— The task —
Filter these entries down to lines holding "환선굴은".

═══ Extracted data

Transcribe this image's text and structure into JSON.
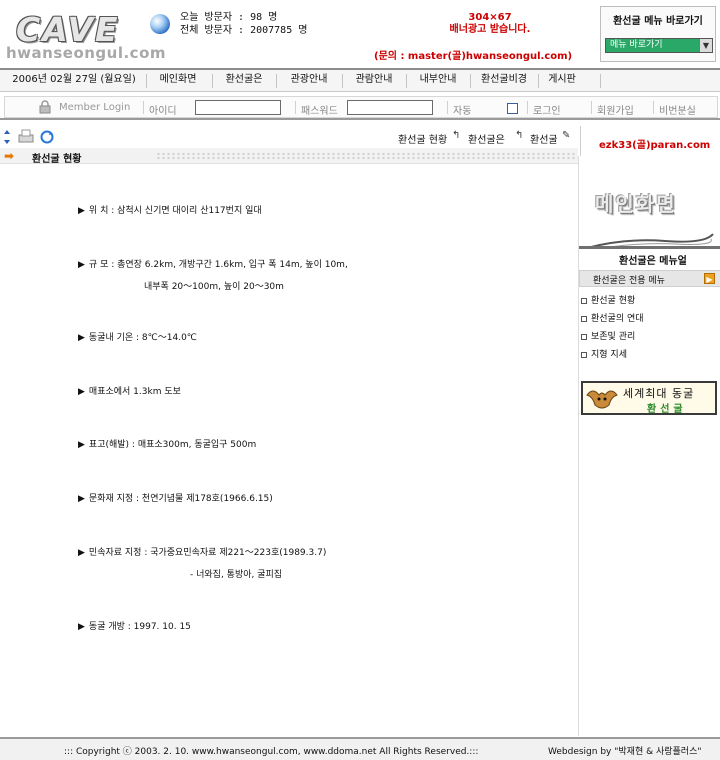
{
  "header": {
    "logo_big": "CAVE",
    "logo_small": "hwanseongul.com",
    "visitors_today": "오늘 방문자 : 98 명",
    "visitors_total": "전체 방문자 : 2007785 명",
    "banner_size": "304×67",
    "banner_notice": "배너광고 받습니다.",
    "contact": "(문의 : master(골)hwanseongul.com)",
    "quick_menu_title": "환선굴 메뉴 바로가기",
    "quick_menu_selected": "메뉴 바로가기"
  },
  "menu": {
    "date": "2006년 02월 27일 (월요일)",
    "items": [
      "메인화면",
      "환선굴은",
      "관광안내",
      "관람안내",
      "내부안내",
      "환선굴비경",
      "게시판"
    ]
  },
  "login": {
    "member_login": "Member Login",
    "id_label": "아이디",
    "pw_label": "패스워드",
    "auto_label": "자동",
    "login_button": "로그인",
    "join_button": "회원가입",
    "find_pw_button": "비번분실"
  },
  "toolbar": {
    "crumbs": [
      "환선굴 현황",
      "환선굴은",
      "환선굴"
    ],
    "email": "ezk33(골)paran.com",
    "page_title": "환선굴 현황"
  },
  "content": {
    "items": [
      {
        "text": "위 치 : 삼척시 신기면 대이리 산117번지 일대"
      },
      {
        "text": "규 모 : 총연장 6.2km, 개방구간 1.6km, 입구 폭 14m, 높이 10m,",
        "cont": "내부폭 20～100m, 높이 20～30m"
      },
      {
        "text": "동굴내 기온 : 8℃～14.0℃"
      },
      {
        "text": "매표소에서 1.3km 도보"
      },
      {
        "text": "표고(해발) : 매표소300m, 동굴입구 500m"
      },
      {
        "text": "문화재 지정 : 천연기념물 제178호(1966.6.15)"
      },
      {
        "text": "민속자료 지정 : 국가중요민속자료 제221～223호(1989.3.7)",
        "cont": "- 너와집, 통방아, 굴피집"
      },
      {
        "text": "동굴 개방 : 1997. 10. 15"
      }
    ]
  },
  "sidebar": {
    "banner_text": "메인화면",
    "menu_title": "환선굴은 메뉴얼",
    "sub_title": "환선굴은 전용 메뉴",
    "links": [
      "환선굴 현황",
      "환선굴의 연대",
      "보존및 관리",
      "지형 지세"
    ],
    "bat_title": "세계최대 동굴",
    "bat_sub": "환선굴"
  },
  "footer": {
    "copyright": "::: Copyright ⓒ 2003. 2. 10. www.hwanseongul.com, www.ddoma.net All Rights Reserved.:::",
    "webdesign": "Webdesign by \"박재현 & 사랑플러스\""
  }
}
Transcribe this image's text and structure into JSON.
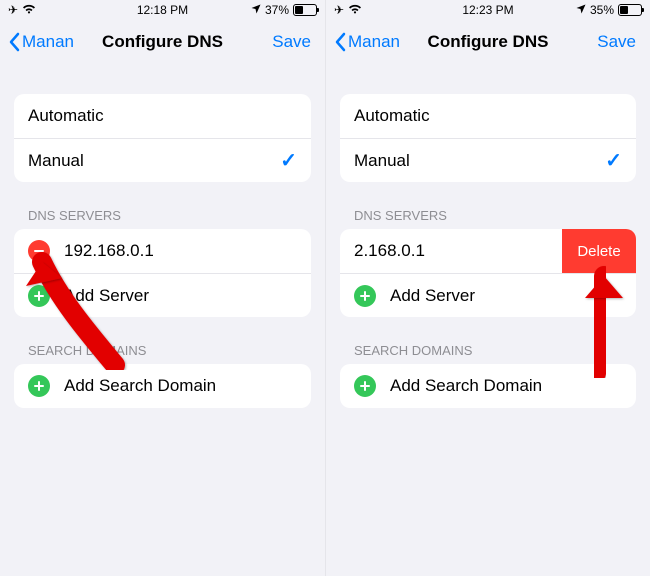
{
  "left": {
    "status": {
      "time": "12:18 PM",
      "battery": "37%"
    },
    "nav": {
      "back": "Manan",
      "title": "Configure DNS",
      "save": "Save"
    },
    "mode": {
      "automatic": "Automatic",
      "manual": "Manual"
    },
    "dns": {
      "header": "DNS SERVERS",
      "server0": "192.168.0.1",
      "add": "Add Server"
    },
    "search": {
      "header": "SEARCH DOMAINS",
      "add": "Add Search Domain"
    }
  },
  "right": {
    "status": {
      "time": "12:23 PM",
      "battery": "35%"
    },
    "nav": {
      "back": "Manan",
      "title": "Configure DNS",
      "save": "Save"
    },
    "mode": {
      "automatic": "Automatic",
      "manual": "Manual"
    },
    "dns": {
      "header": "DNS SERVERS",
      "server0": "2.168.0.1",
      "delete": "Delete",
      "add": "Add Server"
    },
    "search": {
      "header": "SEARCH DOMAINS",
      "add": "Add Search Domain"
    }
  }
}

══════

— Task result —
      "환선굴은",
      "환선굴은",
    "menu_title": "환선굴은 메뉴얼",
    "sub_title": "환선굴은 전용 메뉴",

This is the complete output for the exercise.